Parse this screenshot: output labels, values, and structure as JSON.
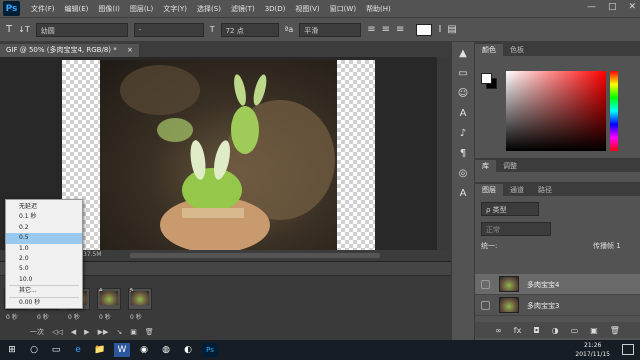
{
  "menubar": {
    "logo": "Ps",
    "items": [
      "文件(F)",
      "编辑(E)",
      "图像(I)",
      "图层(L)",
      "文字(Y)",
      "选择(S)",
      "滤镜(T)",
      "3D(D)",
      "视图(V)",
      "窗口(W)",
      "帮助(H)"
    ],
    "controls": [
      "—",
      "□",
      "✕"
    ]
  },
  "options": {
    "tool_glyph": "T",
    "orient_glyph": "↓T",
    "font_family": "幼圆",
    "font_style": "-",
    "size_glyph": "T",
    "font_size": "72 点",
    "aa_glyph": "ªa",
    "antialias": "平滑",
    "align_glyphs": [
      "≡",
      "≡",
      "≡"
    ],
    "warp_glyph": "Ⅰ",
    "panel_glyph": "▤",
    "text_color": "#ffffff"
  },
  "document": {
    "tab_title": "GIF @ 50% (多肉宝宝4, RGB/8) *",
    "close_glyph": "×",
    "status_text": "6M/37.5M"
  },
  "timeline": {
    "frames": [
      {
        "num": "1",
        "delay": "0 秒"
      },
      {
        "num": "2",
        "delay": "0 秒"
      },
      {
        "num": "3",
        "delay": "0 秒"
      },
      {
        "num": "4",
        "delay": "0 秒"
      },
      {
        "num": "5",
        "delay": "0 秒"
      }
    ],
    "loop": "一次",
    "controls": [
      "◁◁",
      "◀",
      "▶",
      "▶▶",
      "↘",
      "▣",
      "🗑"
    ],
    "selected_delay": "0 秒",
    "visible_delays": [
      "0 秒",
      "0 秒",
      "0 秒",
      "0 秒",
      "0 秒"
    ]
  },
  "delay_menu": {
    "items": [
      "无延迟",
      "0.1 秒",
      "0.2",
      "0.5",
      "1.0",
      "2.0",
      "5.0",
      "10.0",
      "其它...",
      "0.00 秒"
    ],
    "selected_index": 3
  },
  "tools": [
    "▲",
    "▭",
    "☺",
    "A",
    "♪",
    "¶",
    "◎",
    "A"
  ],
  "color_panel": {
    "tabs": [
      "颜色",
      "色板"
    ],
    "fg": "#ffffff",
    "bg": "#000000"
  },
  "library_panel": {
    "tabs": [
      "库",
      "调整"
    ]
  },
  "layers_panel": {
    "tabs": [
      "图层",
      "通道",
      "路径"
    ],
    "filter_label": "ρ 类型",
    "mode": "正常",
    "unify_label": "统一:",
    "propagate_label": "传播帧 1",
    "layers": [
      {
        "name": "多肉宝宝4",
        "selected": true
      },
      {
        "name": "多肉宝宝3",
        "selected": false
      }
    ],
    "bottom_icons": [
      "∞",
      "fx",
      "◘",
      "◑",
      "▭",
      "▣",
      "🗑"
    ]
  },
  "taskbar": {
    "time": "21:26",
    "date": "2017/11/15",
    "apps": [
      "⊞",
      "○",
      "▭",
      "e",
      "📁",
      "W",
      "◉",
      "◍",
      "◐",
      "Ps"
    ]
  }
}
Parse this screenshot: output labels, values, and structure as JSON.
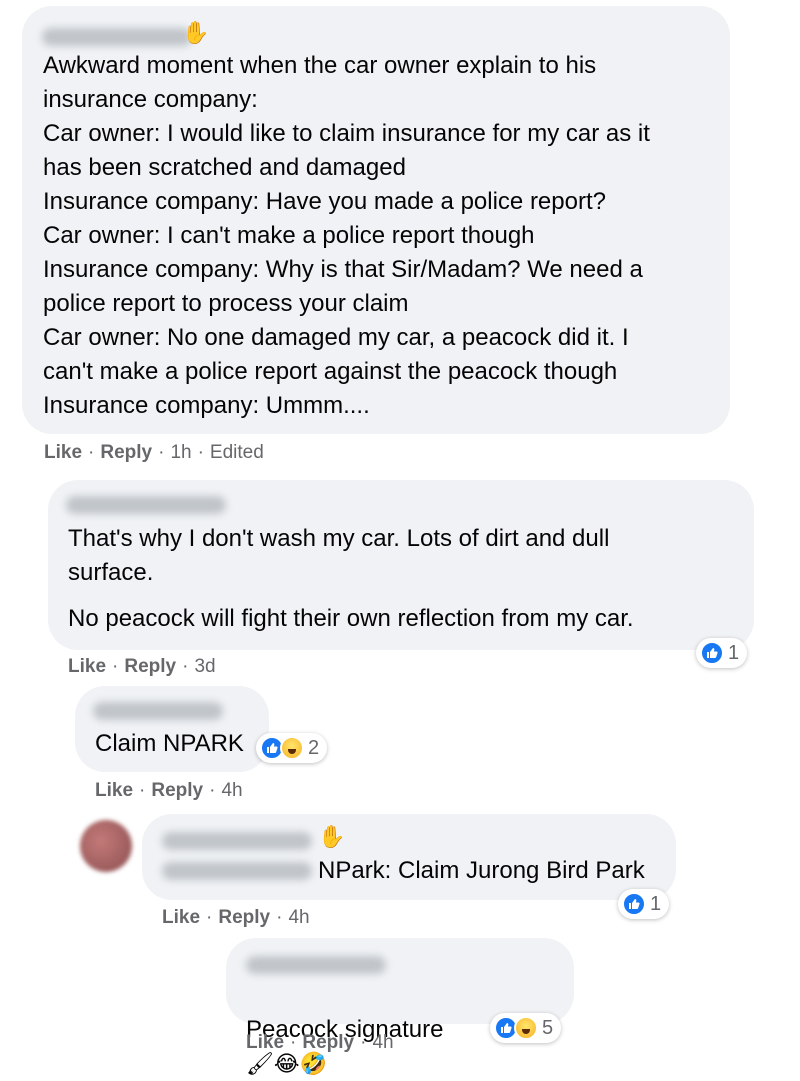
{
  "comments": [
    {
      "text": "Awkward moment when the car owner explain to his\ninsurance company:\nCar owner: I would like to claim insurance for my car as it\nhas been scratched and damaged\nInsurance company: Have you made a police report?\nCar owner: I can't make a police report though\nInsurance company: Why is that Sir/Madam? We need a\npolice report to process your claim\nCar owner: No one damaged my car, a peacock did it. I\ncan't make a police report against the peacock though\nInsurance company: Ummm....",
      "like": "Like",
      "reply": "Reply",
      "time": "1h",
      "extra": "Edited"
    },
    {
      "text": "That's why I don't wash my car. Lots of dirt and dull\nsurface.",
      "text2": "No peacock will fight their own reflection from my car.",
      "like": "Like",
      "reply": "Reply",
      "time": "3d",
      "reaction_count": "1"
    },
    {
      "text": "Claim NPARK",
      "like": "Like",
      "reply": "Reply",
      "time": "4h",
      "reaction_count": "2"
    },
    {
      "text": "NPark: Claim Jurong Bird Park",
      "like": "Like",
      "reply": "Reply",
      "time": "4h",
      "reaction_count": "1"
    },
    {
      "text": "Peacock signature",
      "like": "Like",
      "reply": "Reply",
      "time": "4h",
      "reaction_count": "5",
      "emoji": "🖌😂🤣"
    }
  ],
  "separator": "·",
  "colors": {
    "bubble": "#f0f2f5",
    "secondary_text": "#65676b",
    "like_blue": "#1877f2"
  },
  "icons": [
    "wave-icon",
    "like-reaction-icon",
    "haha-reaction-icon"
  ]
}
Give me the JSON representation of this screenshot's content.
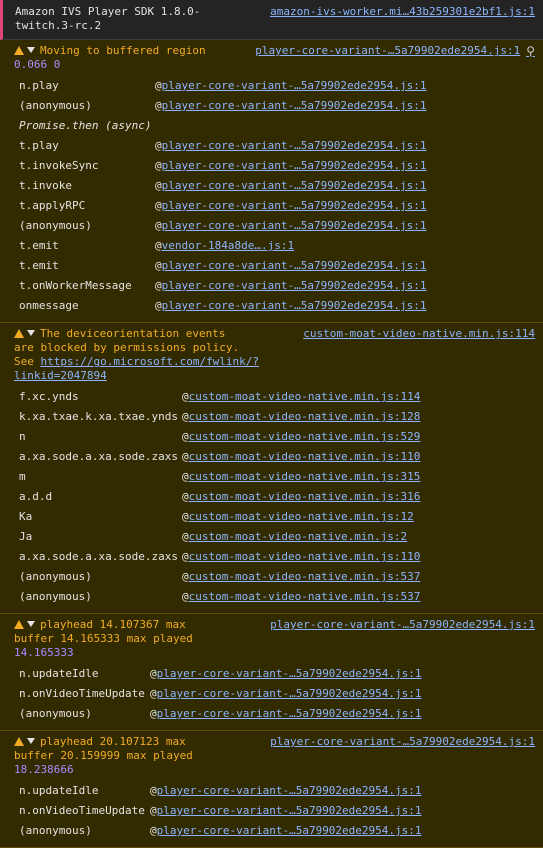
{
  "info_message": {
    "text": "Amazon IVS Player SDK 1.8.0-\ntwitch.3-rc.2",
    "source": "amazon-ivs-worker.mi…43b259301e2bf1.js:1"
  },
  "warnings": [
    {
      "prefix": "Moving to buffered region",
      "value_line": "0.066 0",
      "source": "player-core-variant-…5a79902ede2954.js:1",
      "frames": [
        {
          "fn": "n.play",
          "loc": "player-core-variant-…5a79902ede2954.js:1"
        },
        {
          "fn": "(anonymous)",
          "loc": "player-core-variant-…5a79902ede2954.js:1"
        },
        {
          "fn": "Promise.then (async)",
          "loc": ""
        },
        {
          "fn": "t.play",
          "loc": "player-core-variant-…5a79902ede2954.js:1"
        },
        {
          "fn": "t.invokeSync",
          "loc": "player-core-variant-…5a79902ede2954.js:1"
        },
        {
          "fn": "t.invoke",
          "loc": "player-core-variant-…5a79902ede2954.js:1"
        },
        {
          "fn": "t.applyRPC",
          "loc": "player-core-variant-…5a79902ede2954.js:1"
        },
        {
          "fn": "(anonymous)",
          "loc": "player-core-variant-…5a79902ede2954.js:1"
        },
        {
          "fn": "t.emit",
          "loc": "vendor-184a8de….js:1"
        },
        {
          "fn": "t.emit",
          "loc": "player-core-variant-…5a79902ede2954.js:1"
        },
        {
          "fn": "t.onWorkerMessage",
          "loc": "player-core-variant-…5a79902ede2954.js:1"
        },
        {
          "fn": "onmessage",
          "loc": "player-core-variant-…5a79902ede2954.js:1"
        }
      ]
    },
    {
      "line1": "The deviceorientation events",
      "line2": "are blocked by permissions policy.",
      "line3_prefix": "See ",
      "line3_link": "https://go.microsoft.com/fwlink/?linkid=2047894",
      "source": "custom-moat-video-native.min.js:114",
      "frames": [
        {
          "fn": "f.xc.ynds",
          "loc": "custom-moat-video-native.min.js:114"
        },
        {
          "fn": "k.xa.txae.k.xa.txae.ynds",
          "loc": "custom-moat-video-native.min.js:128"
        },
        {
          "fn": "n",
          "loc": "custom-moat-video-native.min.js:529"
        },
        {
          "fn": "a.xa.sode.a.xa.sode.zaxs",
          "loc": "custom-moat-video-native.min.js:110"
        },
        {
          "fn": "m",
          "loc": "custom-moat-video-native.min.js:315"
        },
        {
          "fn": "a.d.d",
          "loc": "custom-moat-video-native.min.js:316"
        },
        {
          "fn": "Ka",
          "loc": "custom-moat-video-native.min.js:12"
        },
        {
          "fn": "Ja",
          "loc": "custom-moat-video-native.min.js:2"
        },
        {
          "fn": "a.xa.sode.a.xa.sode.zaxs",
          "loc": "custom-moat-video-native.min.js:110"
        },
        {
          "fn": "(anonymous)",
          "loc": "custom-moat-video-native.min.js:537"
        },
        {
          "fn": "(anonymous)",
          "loc": "custom-moat-video-native.min.js:537"
        }
      ]
    },
    {
      "line1": "playhead 14.107367 max",
      "line2": "buffer 14.165333 max played",
      "line3": "14.165333",
      "source": "player-core-variant-…5a79902ede2954.js:1",
      "frames": [
        {
          "fn": "n.updateIdle",
          "loc": "player-core-variant-…5a79902ede2954.js:1"
        },
        {
          "fn": "n.onVideoTimeUpdate",
          "loc": "player-core-variant-…5a79902ede2954.js:1"
        },
        {
          "fn": "(anonymous)",
          "loc": "player-core-variant-…5a79902ede2954.js:1"
        }
      ]
    },
    {
      "line1": "playhead 20.107123 max",
      "line2": "buffer 20.159999 max played",
      "line3": "18.238666",
      "source": "player-core-variant-…5a79902ede2954.js:1",
      "frames": [
        {
          "fn": "n.updateIdle",
          "loc": "player-core-variant-…5a79902ede2954.js:1"
        },
        {
          "fn": "n.onVideoTimeUpdate",
          "loc": "player-core-variant-…5a79902ede2954.js:1"
        },
        {
          "fn": "(anonymous)",
          "loc": "player-core-variant-…5a79902ede2954.js:1"
        }
      ]
    }
  ],
  "at_sign": "@",
  "search_glyph": "⚲",
  "colors": {
    "background": "#242424",
    "warning_background": "#332b00",
    "warning_text": "#f2ab26",
    "link": "#8cb4ff",
    "number": "#a48dff",
    "info_marker": "#e0447d"
  }
}
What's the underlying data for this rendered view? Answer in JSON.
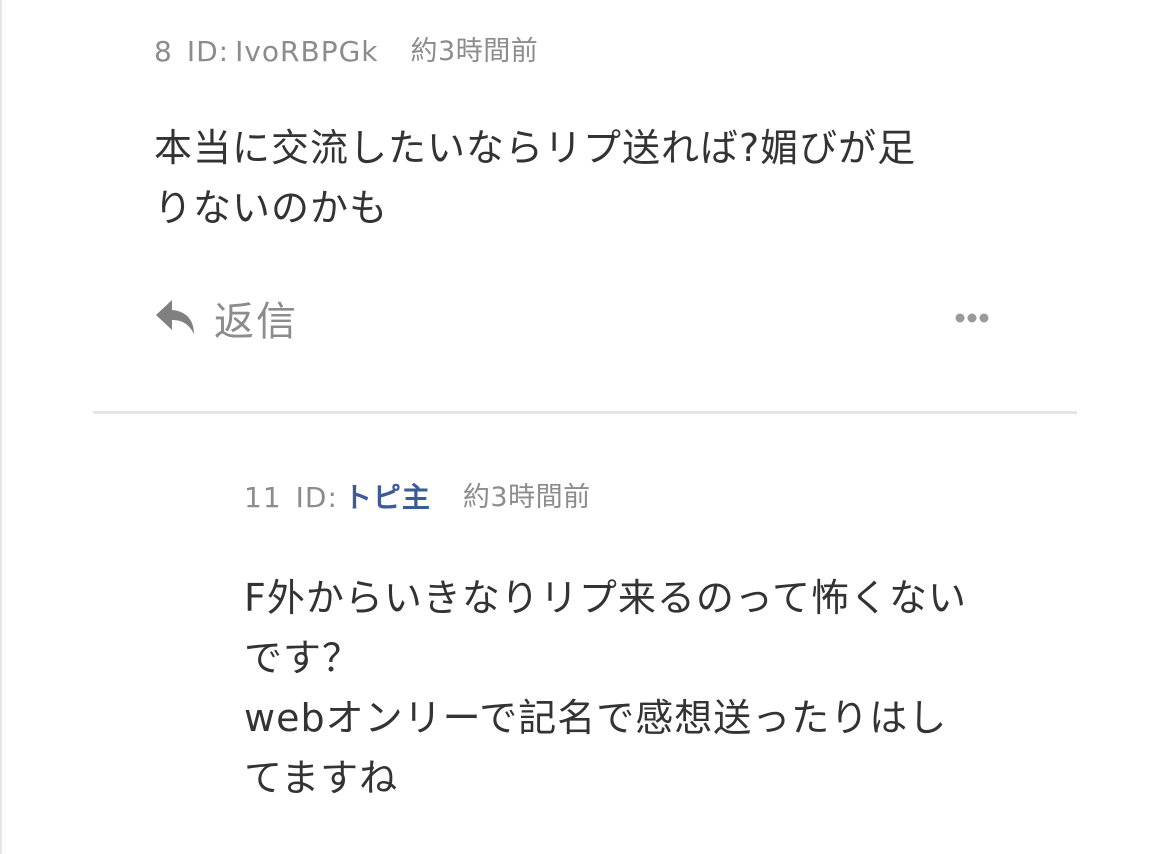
{
  "comments": [
    {
      "number": "8",
      "id_label": "ID:",
      "id_value": "IvoRBPGk",
      "time": "約3時間前",
      "body_lines": [
        "本当に交流したいならリプ送れば?媚びが足",
        "りないのかも"
      ],
      "reply_label": "返信",
      "reply_icon": "reply-arrow-icon",
      "more_icon": "ellipsis-icon"
    },
    {
      "number": "11",
      "id_label": "ID:",
      "id_value": "トピ主",
      "time": "約3時間前",
      "body_lines": [
        "F外からいきなりリプ来るのって怖くない",
        "です？",
        "webオンリーで記名で感想送ったりはし",
        "てますね"
      ]
    }
  ],
  "colors": {
    "meta_text": "#8c8c8c",
    "body_text": "#333333",
    "op_id": "#3e5a98",
    "divider": "#e5e5e5"
  }
}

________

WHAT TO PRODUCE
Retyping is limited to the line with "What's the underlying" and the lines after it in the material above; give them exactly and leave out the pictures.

ANSWER SPACE
What's the underlying data for this rendered view? Answer in JSON.
{
  "comments": [
    {
      "number": "8",
      "id_label": "ID:",
      "id_value": "IvoRBPGk",
      "time": "約3時間前",
      "body_lines": [
        "本当に交流したいならリプ送れば?媚びが足",
        "りないのかも"
      ],
      "reply_label": "返信",
      "reply_icon": "reply-arrow-icon",
      "more_icon": "ellipsis-icon"
    },
    {
      "number": "11",
      "id_label": "ID:",
      "id_value": "トピ主",
      "time": "約3時間前",
      "body_lines": [
        "F外からいきなりリプ来るのって怖くない",
        "です？",
        "webオンリーで記名で感想送ったりはし",
        "てますね"
      ]
    }
  ],
  "colors": {
    "meta_text": "#8c8c8c",
    "body_text": "#333333",
    "op_id": "#3e5a98",
    "divider": "#e5e5e5"
  }
}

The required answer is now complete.